My summary pretty much describes how I feel. My brother committed suicide in 2012 and I’m feeling like I understand how he was feeling and I feel like I’m feeling the same way. I’m frustrated with my work, my home life (though I love my family) it seems like nothing rarely makes me happy.Concentration Problems, Quick to Anger, Feeling Sad, Knowing That How I Feel Isn’t Normal
Concentration Problems, Quick to Anger, Feeling Sad, Knowing That How I Feel Isn’t Normal
You recognize that your feelings are unusual, which means that you are sensing a problem. The biggest concern is the fact that your brother recently committed suicide, and you feel as though you can relate to how he was feeling when he ended his life. It seems as though you, too, might be considering suicide as an option.
In my experience, individuals who are contemplating suicide are unequivocally not thinking clearly. They have erroneous thoughts about ending their suffering. People who consider suicide often don’t possess the skills necessary to deal with life problems. They see suicide as an easy choice, one that will take away their pain.
There have been studies of people who have survived suicide. One researcher interviewed nine people who jumped from the Golden Gate Bridge, in California, and survived. What he found was not what many people expected. Despite jumping from the bridge with the goal of ending their lives, none of those people truly wanted to die. They simply wanted their pain and suffering to end. The most striking aspect of suicide survivor research, is that survivors were thankful to have survived. They also realized that their emotional pain was temporary and that their problems were solvable. They never really wanted to die, and I suspect that’s the case for most people contemplating suicide.
Problems are a part of life. We all experience problems, but not everyone has had the opportunity to acquire effective problem-solving skills. Counseling is the most efficient way to acquire these skills.
I would encourage you to seek professional help immediately. A therapist could assist you in dealing with the issues that you have described in your letter. He or she would objectively evaluate your symptoms and provide you with emotional support.

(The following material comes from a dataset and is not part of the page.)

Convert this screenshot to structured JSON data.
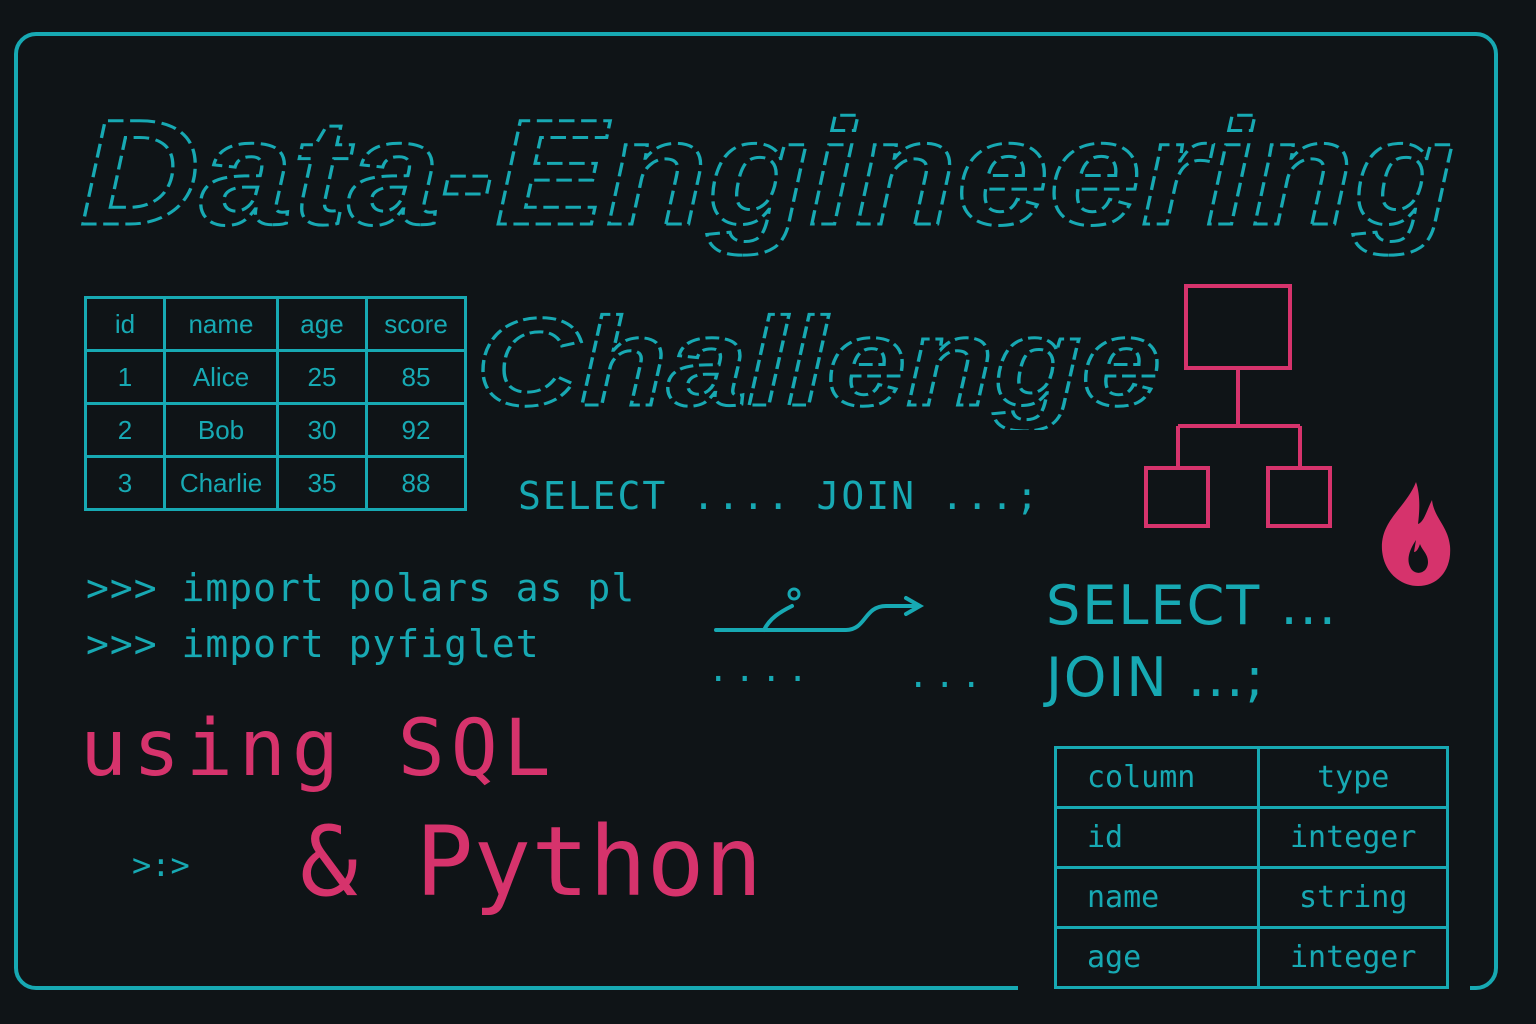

Suicide should not be considered as a solution to your problems. Your loss would devastate your family. I hope that my letter convinces you to seek professional help. Mental health treatment could both save your life and spare your family the immense pain and suffering that would accompany your premature death.
Dr. Kristina Randle